5. Bad pedaling technique (fe. hip is rocking sideways)
How suspension works
The idea in suspension is to eliminate the obstacles effects to the rider mass as less as possible. Spring carries the load and the damper takes out the unnecessary movement. If the spring is too stiff compared to the rider mass, speed and the strength the suspension can not compress enough to use it’s full potential. If the spring is too soft the suspension doesn’t carry the load and the suspension sinks too deep in it’s travel. When this happens there is not as much travel in suspension to use and the damper is not working on the optimal area. If there is too much damping the suspension converts the speed to heat. If there is not enough damping the obstacles effects the rider mass and speed slows down. There is a certain sweet spot between all these setups.
How Anti-Squat loses power in pedaling
Read this article first. Everything starts when the rider climbs on the bike. The rider creates sag to the system and then the suspension is compressed. When the rider starts to pedal he’s grabbing the handlebar and pushes the pedals one by one until the bike reaches it’s desired speed. When the desired speed is acquired rider uses rotary motion of the cranks to keep the bike moving. The biggest energy loss is always in the acceleration phase.
>100% AS in acceleration
If the system has AS more than 100% the suspension is generally extending in the acceleration. The power transfers easiest to the extending movement of the shock because of the spring potential. Only force resisting this is the rebound damping. The suspension extends because the rear wheel has resistance due the friction of the tire-ground contact and because the rider and bicycle mass is resisting the movement forward. When the bicycle is accelerated very fast and the force from the rear wheel is greater than the rider-bicycle mass leverage force, the bicycle and the rider rotates around the rear wheel because it’s the easiest way to deliver the energy. Wheelie depends of the forces resisting the rotation which are combined from the leverage ratio of the rider and bicycle mass-centre drawn vertical between the tires and the mass resisting the movement and the friction between the tire and the ground. Wheelie is needs as well support from suspension so if the forces are greater in suspension to hold the body from compressing or extending the wheelie is possible. When the >100% AS is extending the compression at the same time as the bicycle wants to make a wheelie the rider-bicycle mass leverage is weaker. The energy is lost in lifting of the rider mass the front end is lifted or the AS is lifting the rider weight. Rider can compensate the wheelie by leaning forward but in uphill it can be difficult. There is also the downsides from the >100% AS pedal feedback which are explained in the previous blog post about Anti-Squat and Pedal-Kickback. There is also possibility to loose grip in accelerating because the suspension is not active in this scenario.
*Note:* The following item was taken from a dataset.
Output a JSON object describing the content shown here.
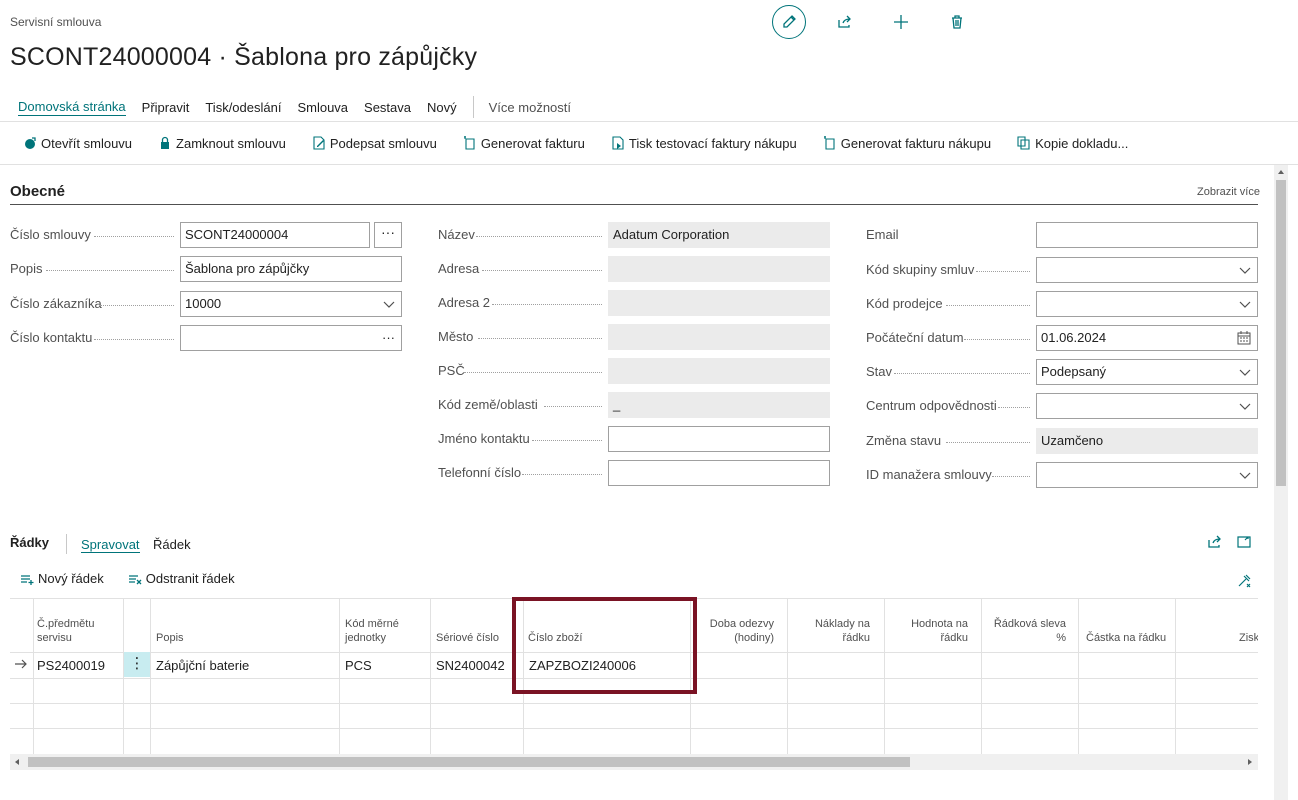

<100% AS in acceleration
When bicycle has less than 100% AS the suspension is compressing in the acceleration. The compression can be controlled by low speed compression settings and the spring load. When the suspension tends to compress no undesirable weight transfer in the acceleration and no weight is lifted by the suspension in the acceleration. The compression in the suspension will returned by the spring so there’s no energy needed to get back to the SAG-position. In this setup there are not as much defects from the pedal feedback. The grip is also good because the suspension is active.
How to determine how much?
The energy loss can be measured with power meter, heart rate monitor and a stopwatch. This is a good way to estimate how much energy is lost in the process. If we compare the time, energy used and energy put in to different systems we can say which option is the best for the rider and the terrain. We only test by stopwatches because there is no room for guessing. Time doesn’t lie.